It attacks one turn, then gets lost in the woods only to complete its epic attacking journey on the following turn. This is all fun and games, but it accomplishes this through the use of a very awkward delayed trigger "Return it to the battlefield under your control tapped and attacking at the beginning of the declare attackers step on your next turn." (Trigger condition italicized for emphasis.) As we saw the last few years with Jace, Architect of Thought, remembering triggered abilities across multiple turns is probably one of the hardest memory aspects of the game. This is why so many players use a counter on top of their deck to remind them of upkeep triggers, so that they handle them before they draw a card and nullify the trigger. It's harder to set a reminder like this for a combat trigger, especially on your opponent's turn, which is what made Jace so easy to miss.

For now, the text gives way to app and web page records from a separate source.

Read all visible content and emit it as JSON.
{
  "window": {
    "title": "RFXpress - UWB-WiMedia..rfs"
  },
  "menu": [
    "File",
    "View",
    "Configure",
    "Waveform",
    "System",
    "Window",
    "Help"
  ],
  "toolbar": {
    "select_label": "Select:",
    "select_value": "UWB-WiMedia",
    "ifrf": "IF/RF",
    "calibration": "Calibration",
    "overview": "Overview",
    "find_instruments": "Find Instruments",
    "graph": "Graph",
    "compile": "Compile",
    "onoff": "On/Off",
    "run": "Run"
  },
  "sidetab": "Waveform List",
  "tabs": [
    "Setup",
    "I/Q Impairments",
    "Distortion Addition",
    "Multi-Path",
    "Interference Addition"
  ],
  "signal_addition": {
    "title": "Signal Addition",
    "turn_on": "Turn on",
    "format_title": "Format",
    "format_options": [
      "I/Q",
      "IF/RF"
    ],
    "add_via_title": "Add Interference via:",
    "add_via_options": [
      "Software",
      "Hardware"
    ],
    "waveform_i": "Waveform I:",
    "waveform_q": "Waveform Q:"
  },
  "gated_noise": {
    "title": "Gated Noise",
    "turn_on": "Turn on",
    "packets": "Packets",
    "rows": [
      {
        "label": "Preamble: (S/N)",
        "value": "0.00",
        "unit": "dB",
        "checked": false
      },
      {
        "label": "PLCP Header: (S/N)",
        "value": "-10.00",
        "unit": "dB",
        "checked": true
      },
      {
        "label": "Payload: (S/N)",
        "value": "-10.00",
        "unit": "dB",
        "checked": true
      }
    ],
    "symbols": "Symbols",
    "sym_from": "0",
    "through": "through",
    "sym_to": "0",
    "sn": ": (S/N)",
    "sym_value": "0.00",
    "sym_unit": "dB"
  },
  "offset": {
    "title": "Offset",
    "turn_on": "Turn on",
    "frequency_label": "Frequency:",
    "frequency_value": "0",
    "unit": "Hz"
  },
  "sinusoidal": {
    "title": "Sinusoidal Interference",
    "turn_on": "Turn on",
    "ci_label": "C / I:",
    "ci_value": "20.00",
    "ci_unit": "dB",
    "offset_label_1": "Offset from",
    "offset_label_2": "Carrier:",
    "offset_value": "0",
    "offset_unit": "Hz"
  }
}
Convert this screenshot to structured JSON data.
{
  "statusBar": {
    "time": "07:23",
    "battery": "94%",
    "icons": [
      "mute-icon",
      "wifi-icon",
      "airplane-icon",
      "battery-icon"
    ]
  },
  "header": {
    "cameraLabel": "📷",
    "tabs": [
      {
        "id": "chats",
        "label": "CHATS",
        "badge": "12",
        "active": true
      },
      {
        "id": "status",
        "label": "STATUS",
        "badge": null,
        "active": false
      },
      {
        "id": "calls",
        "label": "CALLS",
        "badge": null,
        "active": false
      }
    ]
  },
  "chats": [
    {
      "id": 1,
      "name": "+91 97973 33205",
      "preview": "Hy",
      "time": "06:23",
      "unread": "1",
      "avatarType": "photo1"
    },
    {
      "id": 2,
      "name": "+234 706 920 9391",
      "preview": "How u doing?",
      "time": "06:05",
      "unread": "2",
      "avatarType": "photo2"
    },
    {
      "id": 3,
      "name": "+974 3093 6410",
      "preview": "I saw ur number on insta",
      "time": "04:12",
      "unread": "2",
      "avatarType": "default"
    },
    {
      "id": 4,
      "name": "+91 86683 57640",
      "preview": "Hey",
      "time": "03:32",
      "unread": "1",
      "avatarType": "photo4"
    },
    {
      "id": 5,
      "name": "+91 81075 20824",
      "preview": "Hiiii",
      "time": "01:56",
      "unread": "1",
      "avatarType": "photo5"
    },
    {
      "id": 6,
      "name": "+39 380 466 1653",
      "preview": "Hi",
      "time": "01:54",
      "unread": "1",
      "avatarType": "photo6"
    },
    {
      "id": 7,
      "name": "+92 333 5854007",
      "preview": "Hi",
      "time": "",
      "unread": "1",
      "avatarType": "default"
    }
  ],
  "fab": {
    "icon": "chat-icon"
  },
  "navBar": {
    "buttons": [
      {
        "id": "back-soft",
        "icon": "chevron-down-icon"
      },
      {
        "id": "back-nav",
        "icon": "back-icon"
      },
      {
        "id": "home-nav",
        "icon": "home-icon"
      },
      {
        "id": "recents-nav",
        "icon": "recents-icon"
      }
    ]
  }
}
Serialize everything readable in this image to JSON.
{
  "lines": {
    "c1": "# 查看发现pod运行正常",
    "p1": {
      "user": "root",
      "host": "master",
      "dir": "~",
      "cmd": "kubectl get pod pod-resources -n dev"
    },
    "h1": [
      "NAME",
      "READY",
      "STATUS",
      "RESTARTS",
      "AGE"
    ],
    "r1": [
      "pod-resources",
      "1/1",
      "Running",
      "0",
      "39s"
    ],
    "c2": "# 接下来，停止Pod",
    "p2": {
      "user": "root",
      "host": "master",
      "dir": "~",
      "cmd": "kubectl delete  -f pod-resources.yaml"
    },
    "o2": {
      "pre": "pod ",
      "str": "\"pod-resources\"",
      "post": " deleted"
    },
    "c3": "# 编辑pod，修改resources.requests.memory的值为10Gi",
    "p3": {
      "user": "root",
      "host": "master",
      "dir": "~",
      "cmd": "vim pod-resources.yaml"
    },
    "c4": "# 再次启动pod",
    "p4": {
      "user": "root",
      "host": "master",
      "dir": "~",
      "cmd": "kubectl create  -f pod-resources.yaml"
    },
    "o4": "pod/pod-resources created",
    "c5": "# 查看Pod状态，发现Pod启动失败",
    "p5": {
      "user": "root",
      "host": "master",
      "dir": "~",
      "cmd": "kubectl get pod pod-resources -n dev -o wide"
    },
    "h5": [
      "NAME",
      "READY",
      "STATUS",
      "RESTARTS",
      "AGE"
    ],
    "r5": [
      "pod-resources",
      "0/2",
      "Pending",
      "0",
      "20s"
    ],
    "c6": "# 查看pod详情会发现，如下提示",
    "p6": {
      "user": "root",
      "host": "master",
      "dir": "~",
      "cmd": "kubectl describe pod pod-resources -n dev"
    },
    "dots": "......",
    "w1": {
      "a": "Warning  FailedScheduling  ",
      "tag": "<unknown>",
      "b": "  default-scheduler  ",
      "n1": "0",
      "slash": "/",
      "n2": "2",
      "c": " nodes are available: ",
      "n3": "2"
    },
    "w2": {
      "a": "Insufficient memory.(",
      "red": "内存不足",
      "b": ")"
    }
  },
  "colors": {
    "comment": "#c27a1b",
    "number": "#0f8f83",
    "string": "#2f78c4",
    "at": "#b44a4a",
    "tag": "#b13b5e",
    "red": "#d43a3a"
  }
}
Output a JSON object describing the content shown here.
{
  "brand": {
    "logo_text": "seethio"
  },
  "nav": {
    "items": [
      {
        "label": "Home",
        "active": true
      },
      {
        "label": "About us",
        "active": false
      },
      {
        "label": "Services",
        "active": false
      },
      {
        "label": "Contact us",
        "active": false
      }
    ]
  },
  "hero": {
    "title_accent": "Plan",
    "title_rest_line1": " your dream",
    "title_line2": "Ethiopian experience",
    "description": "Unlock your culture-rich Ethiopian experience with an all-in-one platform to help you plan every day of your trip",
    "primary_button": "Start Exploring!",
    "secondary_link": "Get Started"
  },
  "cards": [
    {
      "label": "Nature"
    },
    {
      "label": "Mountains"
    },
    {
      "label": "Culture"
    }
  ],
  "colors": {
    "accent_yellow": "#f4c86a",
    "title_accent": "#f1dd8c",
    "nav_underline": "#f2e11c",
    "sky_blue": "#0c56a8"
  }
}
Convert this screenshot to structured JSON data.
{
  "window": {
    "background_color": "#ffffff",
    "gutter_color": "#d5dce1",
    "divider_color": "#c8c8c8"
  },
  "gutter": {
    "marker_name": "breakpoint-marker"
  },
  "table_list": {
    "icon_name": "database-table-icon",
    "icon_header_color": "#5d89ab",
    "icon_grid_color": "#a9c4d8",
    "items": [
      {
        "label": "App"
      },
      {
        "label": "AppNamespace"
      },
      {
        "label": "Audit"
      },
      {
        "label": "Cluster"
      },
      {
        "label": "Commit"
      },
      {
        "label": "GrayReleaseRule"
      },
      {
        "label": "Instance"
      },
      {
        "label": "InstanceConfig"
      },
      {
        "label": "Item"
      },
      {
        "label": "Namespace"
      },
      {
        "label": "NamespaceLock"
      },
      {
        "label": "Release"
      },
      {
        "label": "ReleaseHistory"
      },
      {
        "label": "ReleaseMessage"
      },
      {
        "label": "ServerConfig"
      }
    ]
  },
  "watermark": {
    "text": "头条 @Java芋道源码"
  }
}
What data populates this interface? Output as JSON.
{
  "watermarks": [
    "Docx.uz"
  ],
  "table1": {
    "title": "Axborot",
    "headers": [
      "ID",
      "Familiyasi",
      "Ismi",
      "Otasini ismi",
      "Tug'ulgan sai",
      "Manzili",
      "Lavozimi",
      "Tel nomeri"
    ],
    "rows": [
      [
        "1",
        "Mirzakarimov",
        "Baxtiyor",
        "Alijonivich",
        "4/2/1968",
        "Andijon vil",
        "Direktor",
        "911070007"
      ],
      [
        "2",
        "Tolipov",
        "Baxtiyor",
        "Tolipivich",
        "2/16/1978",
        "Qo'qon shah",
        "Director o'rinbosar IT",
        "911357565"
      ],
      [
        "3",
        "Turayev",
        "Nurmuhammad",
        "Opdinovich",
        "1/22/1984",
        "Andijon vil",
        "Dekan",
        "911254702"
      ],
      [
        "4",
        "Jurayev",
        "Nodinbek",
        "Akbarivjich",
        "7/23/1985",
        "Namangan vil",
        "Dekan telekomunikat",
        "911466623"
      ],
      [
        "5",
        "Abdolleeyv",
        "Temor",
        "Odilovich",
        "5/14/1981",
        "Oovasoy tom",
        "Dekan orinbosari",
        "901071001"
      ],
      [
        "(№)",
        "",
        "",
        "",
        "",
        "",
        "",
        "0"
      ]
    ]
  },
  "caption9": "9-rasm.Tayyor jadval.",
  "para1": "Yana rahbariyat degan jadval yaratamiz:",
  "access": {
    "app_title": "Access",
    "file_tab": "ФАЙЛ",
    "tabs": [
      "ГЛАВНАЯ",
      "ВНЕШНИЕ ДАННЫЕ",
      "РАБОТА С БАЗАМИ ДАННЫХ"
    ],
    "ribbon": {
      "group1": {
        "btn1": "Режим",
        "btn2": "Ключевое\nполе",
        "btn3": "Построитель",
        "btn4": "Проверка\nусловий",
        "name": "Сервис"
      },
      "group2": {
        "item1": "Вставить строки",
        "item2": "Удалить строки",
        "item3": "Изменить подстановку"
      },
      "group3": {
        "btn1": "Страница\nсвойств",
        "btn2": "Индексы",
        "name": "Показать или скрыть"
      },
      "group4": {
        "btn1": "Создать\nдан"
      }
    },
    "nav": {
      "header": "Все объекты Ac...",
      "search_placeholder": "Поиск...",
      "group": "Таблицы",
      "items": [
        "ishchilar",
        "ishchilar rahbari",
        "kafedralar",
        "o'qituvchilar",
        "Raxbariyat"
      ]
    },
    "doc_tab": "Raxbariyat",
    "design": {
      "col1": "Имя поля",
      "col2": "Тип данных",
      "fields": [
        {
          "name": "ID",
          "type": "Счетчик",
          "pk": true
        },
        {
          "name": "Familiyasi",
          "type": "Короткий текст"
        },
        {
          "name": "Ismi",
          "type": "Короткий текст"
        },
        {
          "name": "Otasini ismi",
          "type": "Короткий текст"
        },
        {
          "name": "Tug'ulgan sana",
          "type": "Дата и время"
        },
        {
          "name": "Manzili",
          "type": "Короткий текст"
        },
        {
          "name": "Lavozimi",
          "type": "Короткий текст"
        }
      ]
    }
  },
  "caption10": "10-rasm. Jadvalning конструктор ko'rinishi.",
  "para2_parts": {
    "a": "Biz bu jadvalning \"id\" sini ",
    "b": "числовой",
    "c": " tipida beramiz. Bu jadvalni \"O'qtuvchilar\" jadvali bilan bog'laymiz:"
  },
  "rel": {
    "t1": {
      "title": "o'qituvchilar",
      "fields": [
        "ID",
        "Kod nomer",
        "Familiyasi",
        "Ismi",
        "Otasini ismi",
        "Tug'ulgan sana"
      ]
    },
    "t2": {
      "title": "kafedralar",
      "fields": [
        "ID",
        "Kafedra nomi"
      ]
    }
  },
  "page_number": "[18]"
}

Meandering Towershell is possibly a little easier to remember because it is your own combat phase. You could just place the counter on your library anyway to remind you at the beginning of your turn, draw your card, and move straight into combat with Slow Turtle leading the charge.
So what happens when you miss the return trigger? Simply put, you're going to get a tapped Turtle that missed its chance to get in for damage. (As always, this series presumes Competitive REL under the auspices of the IPG.) Zone-change triggers fall under a special class of trigger (often called "Obzedat triggers" because that was the card most popular at the time) that are dealt with thusly:
"If the triggered ability is a delayed triggered ability that changes the zone of an object, resolve it. For these two types of abilities, the opponent chooses whether to resolve the ability the next time a player would get priority or when a player would get priority at the start of the next phase. These abilities do not expire and should be remedied no matter how much time has passed since they should have triggered."
First off, let's clarify when the return ability triggers and when it's missed. It happens "at the beginning of the declare attackers step." This is after you declare the rest of your attackers, which is a turn-based action that happens as the first part of the declare attackers step before either player gains priority (which is when triggers go on the stack). This means that if you let your opponent declare blockers without having returned the Turtle, you've missed the trigger.
Once it has been missed, we deal with it as above, which means that your opponent could choose to have the trigger resolve now, or at the beginning of the next phase. Let's say that you remember as soon as your opponent declares their blocks. They could let the Towershell return now, during declare blockers, which would be mighty generous of them... or they could have it return at the beginning of the post-combat main phase... tapped and attacking, which mostly just means tapped because attacking creatures can't exist outside of combat. Remembering at other times doesn't help you much. On your opponent's turn, you'll just have a tapped Towershell (you can't have an attacking creature during their combat phase). If you remember on a subsequent turn of yours in the pre-combat main phase, your opponent will likely choose to give you a tapped pre-combat Towershell.
Note that unlike other triggers, which often disappear into the aether forever, if this one is discovered later in the game, you always follow the prescribed remedy. "Hey, this Towershell was exiled 10 turns ago!" It still comes back tapped and probably not attacking. As the opponent, you still have no obligation to point out the trigger for your opponent, although you are welcome to do so if you would like them to have a tapped 5/9 for some reason.
One final note for you to sink your rules knowledge into, yes, taking this card with Act of Treason does make it return to you (the Act player) permanently. Fun!